So you’ve probably heard of morning pages.
I mean, you can’t mention books like On Writing, Bird By Bird, and The War Of Art without including The Artist’s Way by Julia Cameron. And in it lies one of the most helpful ways to unlock your creativity, and that’s the morning pages.
In a nutshell, this the practice of filling up three A4 pages (Cameron uses letter-sized, but let’s keep things simple) longhand before starting your day.
I’d started morning pages a few years back and I loved it. But that practice slowly evolved into normal journalling, something I thought would function the same.
Only after picking it up again did I realise how wrong I was. Morning pages wasn’t something I could simply replace with journalling, no matter how long my entries were. The entire mindset going into it was different.
We need to talk. You, yes you, the typical blogger. No, not you regular readers. You guys are cool, because I check your blogs every time you comment. No, this is for those who’ve found this blog through the Reader. I’m writing this for you.
You need to stop publishing every brain fart of yours on WordPress. I mean it. I say this because I want you to flourish. And if WordPress flourishes, then we all do too, right?
But back to the subject at hand. You can’t half-ass your posts and expect your readers to care.
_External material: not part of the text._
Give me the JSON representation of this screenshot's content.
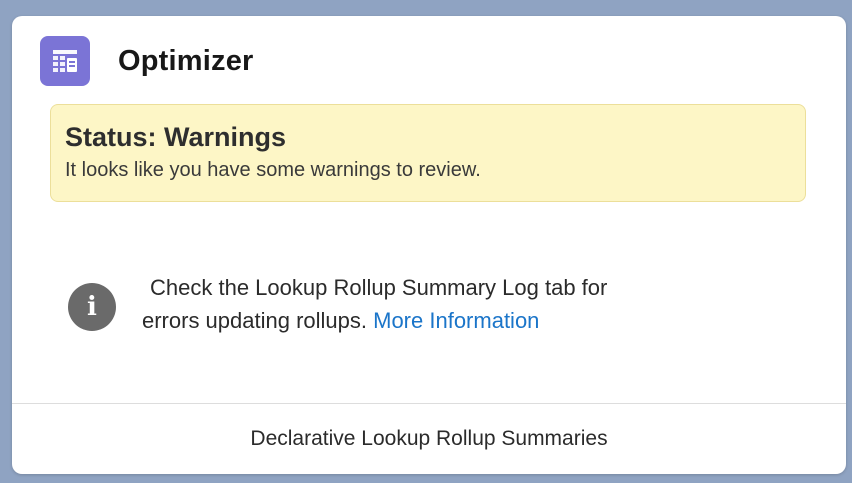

So let’s go back to exploring the basics.
Photo: Adrian Swancar
The best parts of being a writer is having an excuse to craft the most outlandish metaphors. I could liken rock climbing to drawing, for instance, because it’s all about learning the little techniques that’ll make up the larger picture (heh) that is your art.
Or I could link running and writing, because you’ll never see your improvement in your day-to-day, but do it long enough and you’ll be able to see how far (heh heh) you’ve progressed.
Having said that, boy do I have the metaphor for today’s topic.
Photo: Magnet Me
You know the ‘write a shitty first draft’ advice? It’s actually connected to a host of other practices—do your morning pages, keep a journal, use the Pomodoro technique—and today we’re going to explore another related technique.
I’m sure this technique already exists with a different name, but for the sake of this post, I’ll christen it the Hunter Gatherer Method™, because that’s what you’ll essentially be doing, and that’s going out into the literary savannahs and bringing back the food that is your writing ideas.
Photo: Lori Grimshaw
You know, there comes a time when you start questioning if a path is right for you, and I’ve been pondering over this for quite some time now: Do I really want to keep writing for a living?
Let’s clear this up, the title isn’t clickbait, but it also isn’t technically 100% correct. I don’t think I want to write for a living anymore, but that doesn’t mean I don’t want to earn a living from my writing.